- ASSIGNED TASK:
In the entries, find all lines that hold the word "selected" and copy them.

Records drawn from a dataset
== == ==
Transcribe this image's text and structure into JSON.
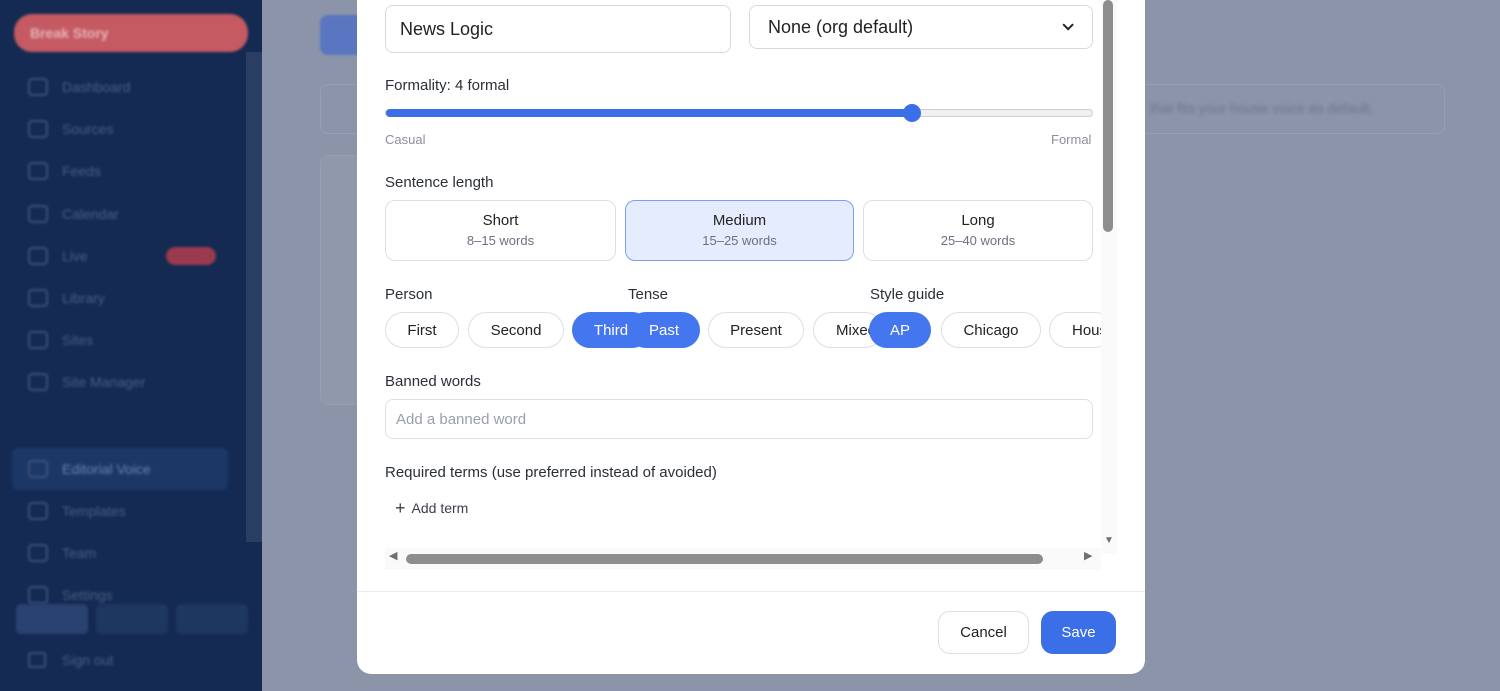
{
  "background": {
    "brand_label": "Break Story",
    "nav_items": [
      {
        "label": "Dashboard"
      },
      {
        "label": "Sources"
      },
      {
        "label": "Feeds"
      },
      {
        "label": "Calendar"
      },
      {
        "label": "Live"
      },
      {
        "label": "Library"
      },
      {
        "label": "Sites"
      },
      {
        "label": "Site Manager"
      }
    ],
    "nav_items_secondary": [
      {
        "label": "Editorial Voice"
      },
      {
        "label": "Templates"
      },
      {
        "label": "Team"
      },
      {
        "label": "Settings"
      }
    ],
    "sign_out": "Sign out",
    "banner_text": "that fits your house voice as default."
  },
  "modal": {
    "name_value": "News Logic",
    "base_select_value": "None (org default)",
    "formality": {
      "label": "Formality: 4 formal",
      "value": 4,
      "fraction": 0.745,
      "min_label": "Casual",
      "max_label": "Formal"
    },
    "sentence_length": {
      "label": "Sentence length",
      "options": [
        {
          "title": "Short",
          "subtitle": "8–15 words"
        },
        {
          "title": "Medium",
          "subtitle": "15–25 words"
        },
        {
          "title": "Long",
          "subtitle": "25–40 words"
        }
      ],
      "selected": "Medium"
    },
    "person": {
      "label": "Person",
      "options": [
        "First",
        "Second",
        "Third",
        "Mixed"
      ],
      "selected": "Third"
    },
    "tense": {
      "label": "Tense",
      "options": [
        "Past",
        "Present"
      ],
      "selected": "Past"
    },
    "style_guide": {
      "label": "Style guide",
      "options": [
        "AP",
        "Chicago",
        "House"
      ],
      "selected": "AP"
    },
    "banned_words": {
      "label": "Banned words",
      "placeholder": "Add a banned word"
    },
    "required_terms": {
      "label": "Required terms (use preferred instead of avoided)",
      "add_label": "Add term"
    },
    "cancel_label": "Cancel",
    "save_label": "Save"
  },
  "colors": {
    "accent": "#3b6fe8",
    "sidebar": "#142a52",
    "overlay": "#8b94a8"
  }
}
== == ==
- RESULT:
      "selected": "Medium"
      "selected": "Third"
      "selected": "Past"
      "selected": "AP"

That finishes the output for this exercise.